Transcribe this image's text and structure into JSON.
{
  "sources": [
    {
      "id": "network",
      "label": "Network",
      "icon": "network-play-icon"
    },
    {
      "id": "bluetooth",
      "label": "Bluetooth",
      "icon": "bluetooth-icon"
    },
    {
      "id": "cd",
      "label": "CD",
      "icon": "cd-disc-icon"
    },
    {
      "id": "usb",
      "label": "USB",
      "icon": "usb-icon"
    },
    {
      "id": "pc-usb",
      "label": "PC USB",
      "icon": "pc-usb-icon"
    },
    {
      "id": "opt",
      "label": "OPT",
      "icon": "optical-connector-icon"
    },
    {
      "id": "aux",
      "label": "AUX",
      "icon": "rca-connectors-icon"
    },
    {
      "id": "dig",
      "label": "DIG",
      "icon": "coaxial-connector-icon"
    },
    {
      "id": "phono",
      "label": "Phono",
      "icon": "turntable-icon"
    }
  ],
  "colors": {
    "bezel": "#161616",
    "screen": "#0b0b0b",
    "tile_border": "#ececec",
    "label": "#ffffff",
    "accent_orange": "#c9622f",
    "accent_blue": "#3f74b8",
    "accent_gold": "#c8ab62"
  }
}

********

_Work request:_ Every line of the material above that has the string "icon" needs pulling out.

_Solution:_
      "icon": "network-play-icon"
      "icon": "bluetooth-icon"
      "icon": "cd-disc-icon"
      "icon": "usb-icon"
      "icon": "pc-usb-icon"
      "icon": "optical-connector-icon"
      "icon": "rca-connectors-icon"
      "icon": "coaxial-connector-icon"
      "icon": "turntable-icon"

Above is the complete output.